* [The data]
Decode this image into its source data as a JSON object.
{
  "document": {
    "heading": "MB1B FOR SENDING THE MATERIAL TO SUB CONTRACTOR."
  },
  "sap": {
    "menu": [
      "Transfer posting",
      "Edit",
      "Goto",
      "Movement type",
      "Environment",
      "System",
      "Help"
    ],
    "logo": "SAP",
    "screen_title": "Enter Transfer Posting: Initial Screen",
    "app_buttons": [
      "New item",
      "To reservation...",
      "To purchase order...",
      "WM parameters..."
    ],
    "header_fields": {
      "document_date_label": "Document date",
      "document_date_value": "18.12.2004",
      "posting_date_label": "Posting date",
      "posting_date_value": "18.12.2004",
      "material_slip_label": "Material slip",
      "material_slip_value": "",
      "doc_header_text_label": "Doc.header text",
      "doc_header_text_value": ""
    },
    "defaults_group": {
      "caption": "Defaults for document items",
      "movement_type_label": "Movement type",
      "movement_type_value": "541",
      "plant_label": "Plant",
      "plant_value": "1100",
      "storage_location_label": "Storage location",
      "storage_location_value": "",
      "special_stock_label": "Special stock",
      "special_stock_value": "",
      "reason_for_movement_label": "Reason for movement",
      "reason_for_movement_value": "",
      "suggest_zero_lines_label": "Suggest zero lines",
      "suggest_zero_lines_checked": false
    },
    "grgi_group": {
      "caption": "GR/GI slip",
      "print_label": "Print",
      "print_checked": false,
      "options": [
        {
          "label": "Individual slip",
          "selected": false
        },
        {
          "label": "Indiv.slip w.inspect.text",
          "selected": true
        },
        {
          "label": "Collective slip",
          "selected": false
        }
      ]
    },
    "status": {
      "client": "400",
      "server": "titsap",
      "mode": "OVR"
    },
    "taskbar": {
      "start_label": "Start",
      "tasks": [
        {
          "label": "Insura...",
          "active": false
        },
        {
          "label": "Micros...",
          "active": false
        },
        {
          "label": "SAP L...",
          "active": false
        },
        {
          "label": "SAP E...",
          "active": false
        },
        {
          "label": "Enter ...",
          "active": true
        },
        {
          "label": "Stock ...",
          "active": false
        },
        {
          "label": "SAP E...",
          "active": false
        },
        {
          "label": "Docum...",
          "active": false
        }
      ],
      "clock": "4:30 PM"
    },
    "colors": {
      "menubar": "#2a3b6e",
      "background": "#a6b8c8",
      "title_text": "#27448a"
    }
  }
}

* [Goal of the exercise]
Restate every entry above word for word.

* [Answer section]
Decode this image into its source data as a JSON object.
{
  "document": {
    "heading": "MB1B FOR SENDING THE MATERIAL TO SUB CONTRACTOR."
  },
  "sap": {
    "menu": [
      "Transfer posting",
      "Edit",
      "Goto",
      "Movement type",
      "Environment",
      "System",
      "Help"
    ],
    "logo": "SAP",
    "screen_title": "Enter Transfer Posting: Initial Screen",
    "app_buttons": [
      "New item",
      "To reservation...",
      "To purchase order...",
      "WM parameters..."
    ],
    "header_fields": {
      "document_date_label": "Document date",
      "document_date_value": "18.12.2004",
      "posting_date_label": "Posting date",
      "posting_date_value": "18.12.2004",
      "material_slip_label": "Material slip",
      "material_slip_value": "",
      "doc_header_text_label": "Doc.header text",
      "doc_header_text_value": ""
    },
    "defaults_group": {
      "caption": "Defaults for document items",
      "movement_type_label": "Movement type",
      "movement_type_value": "541",
      "plant_label": "Plant",
      "plant_value": "1100",
      "storage_location_label": "Storage location",
      "storage_location_value": "",
      "special_stock_label": "Special stock",
      "special_stock_value": "",
      "reason_for_movement_label": "Reason for movement",
      "reason_for_movement_value": "",
      "suggest_zero_lines_label": "Suggest zero lines",
      "suggest_zero_lines_checked": false
    },
    "grgi_group": {
      "caption": "GR/GI slip",
      "print_label": "Print",
      "print_checked": false,
      "options": [
        {
          "label": "Individual slip",
          "selected": false
        },
        {
          "label": "Indiv.slip w.inspect.text",
          "selected": true
        },
        {
          "label": "Collective slip",
          "selected": false
        }
      ]
    },
    "status": {
      "client": "400",
      "server": "titsap",
      "mode": "OVR"
    },
    "taskbar": {
      "start_label": "Start",
      "tasks": [
        {
          "label": "Insura...",
          "active": false
        },
        {
          "label": "Micros...",
          "active": false
        },
        {
          "label": "SAP L...",
          "active": false
        },
        {
          "label": "SAP E...",
          "active": false
        },
        {
          "label": "Enter ...",
          "active": true
        },
        {
          "label": "Stock ...",
          "active": false
        },
        {
          "label": "SAP E...",
          "active": false
        },
        {
          "label": "Docum...",
          "active": false
        }
      ],
      "clock": "4:30 PM"
    },
    "colors": {
      "menubar": "#2a3b6e",
      "background": "#a6b8c8",
      "title_text": "#27448a"
    }
  }
}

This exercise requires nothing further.